- Endless Quiz
- Khan Academy
- Dictionary.com Word of the Day
- TED Talks
- Wolfram Alpha
- First Aid - American Red Cross
Discover 10 More of the Best Educational Apps for Adults

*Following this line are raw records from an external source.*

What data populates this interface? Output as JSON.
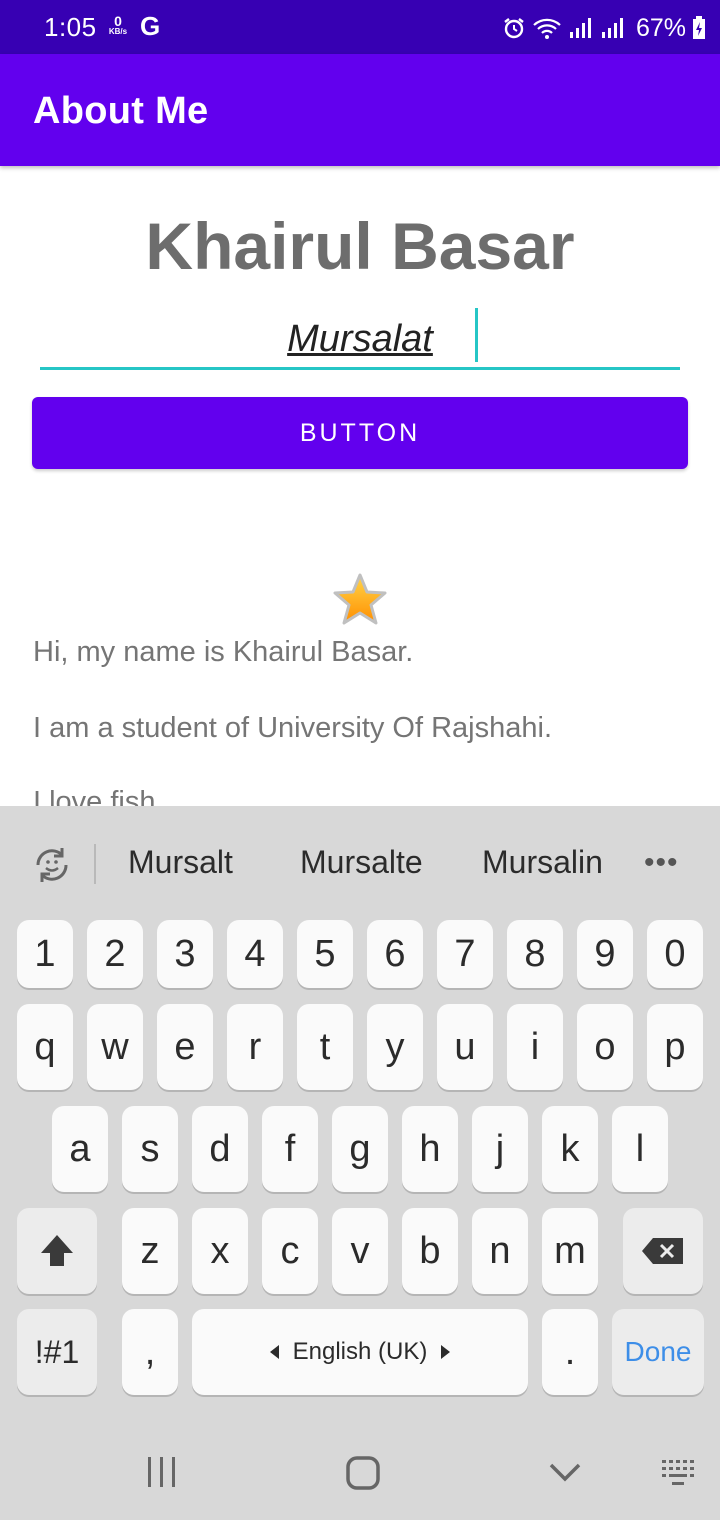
{
  "status_bar": {
    "time": "1:05",
    "net_speed_value": "0",
    "net_speed_unit": "KB/s",
    "carrier_icon": "G",
    "battery": "67%",
    "icons": [
      "alarm-icon",
      "wifi-icon",
      "signal-icon",
      "signal-icon",
      "battery-icon"
    ]
  },
  "app_bar": {
    "title": "About Me"
  },
  "content": {
    "name": "Khairul Basar",
    "nickname_value": "Mursalat",
    "button_label": "BUTTON",
    "star_icon": "star-icon",
    "bio": [
      "Hi, my name is Khairul Basar.",
      "I am a student of University Of Rajshahi.",
      "I love fish."
    ]
  },
  "keyboard": {
    "suggestions": [
      "Mursalt",
      "Mursalte",
      "Mursalin"
    ],
    "more_label": "•••",
    "number_row": [
      "1",
      "2",
      "3",
      "4",
      "5",
      "6",
      "7",
      "8",
      "9",
      "0"
    ],
    "row1": [
      "q",
      "w",
      "e",
      "r",
      "t",
      "y",
      "u",
      "i",
      "o",
      "p"
    ],
    "row2": [
      "a",
      "s",
      "d",
      "f",
      "g",
      "h",
      "j",
      "k",
      "l"
    ],
    "row3": [
      "z",
      "x",
      "c",
      "v",
      "b",
      "n",
      "m"
    ],
    "symbols_label": "!#1",
    "comma_label": ",",
    "space_label": "English (UK)",
    "period_label": ".",
    "done_label": "Done"
  },
  "colors": {
    "status_bar": "#3700b3",
    "primary": "#6200ee",
    "accent": "#26c6c6",
    "done_text": "#3d8ee8"
  }
}
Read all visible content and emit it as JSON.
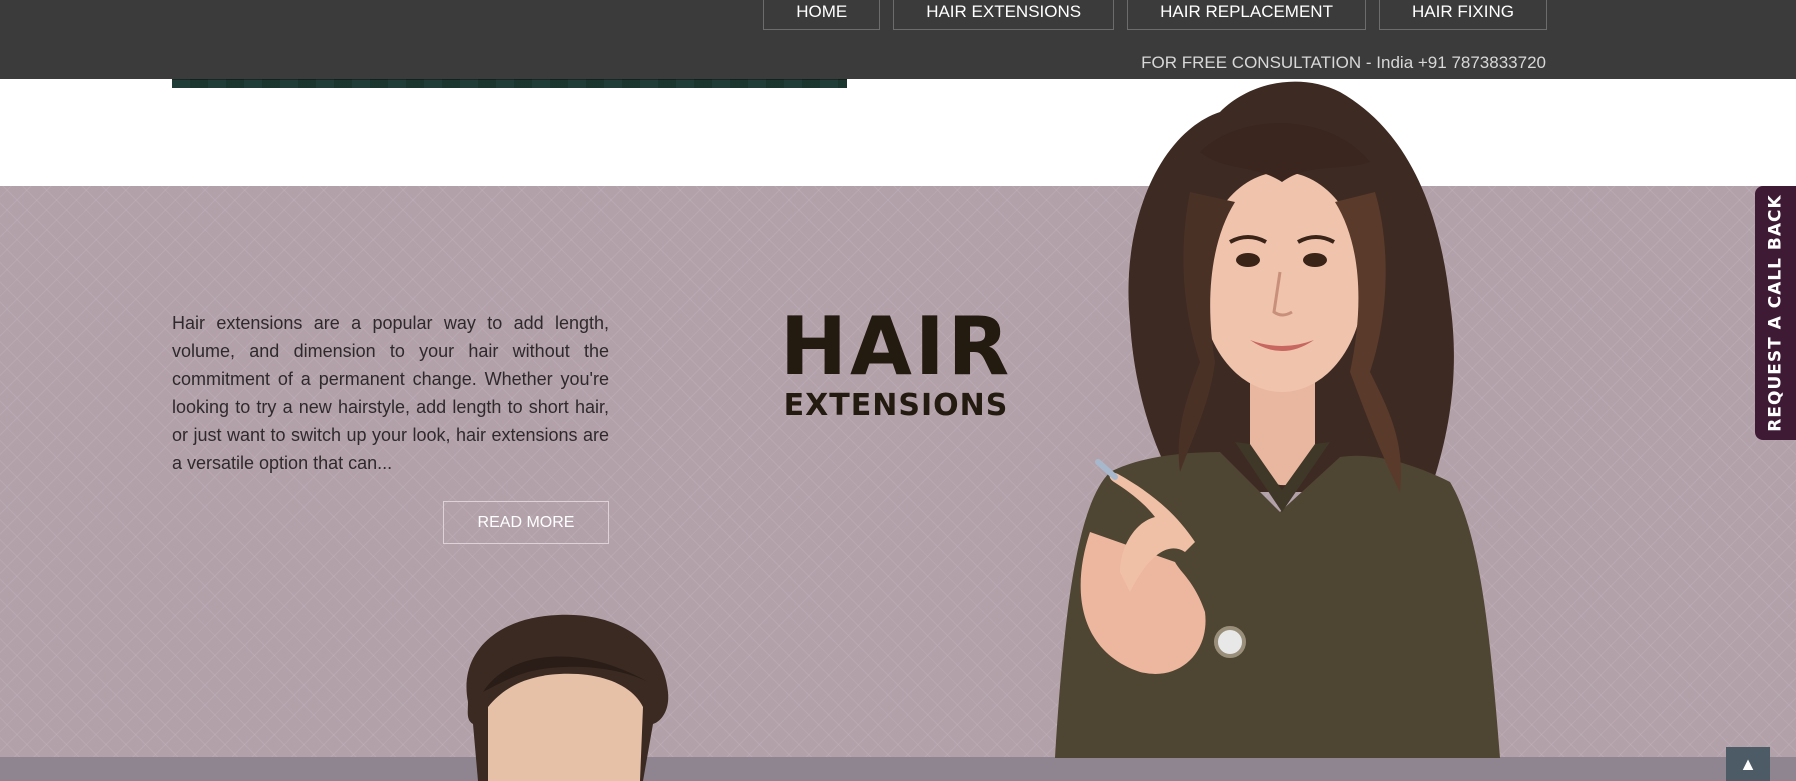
{
  "nav": {
    "items": [
      {
        "label": "HOME"
      },
      {
        "label": "HAIR EXTENSIONS"
      },
      {
        "label": "HAIR REPLACEMENT"
      },
      {
        "label": "HAIR FIXING"
      }
    ]
  },
  "header": {
    "consultation": "FOR FREE CONSULTATION - India +91 7873833720"
  },
  "section": {
    "description": "Hair extensions are a popular way to add length, volume, and dimension to your hair without the commitment of a permanent change. Whether you're looking to try a new hairstyle, add length to short hair, or just want to switch up your look, hair extensions are a versatile option that can...",
    "read_more": "READ MORE",
    "heading_big": "HAIR",
    "heading_small": "EXTENSIONS"
  },
  "side_tab": {
    "label": "REQUEST A CALL BACK"
  },
  "scroll_top": {
    "icon": "arrow-up-icon",
    "glyph": "▲"
  },
  "colors": {
    "header_bg": "#3b3b3b",
    "band_bg": "#b3a1aa",
    "callback_bg": "#3f1a35",
    "scroll_top_bg": "#4c5b66"
  }
}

These 10 apps are great for learning new things, even when you only have a couple minutes to spare.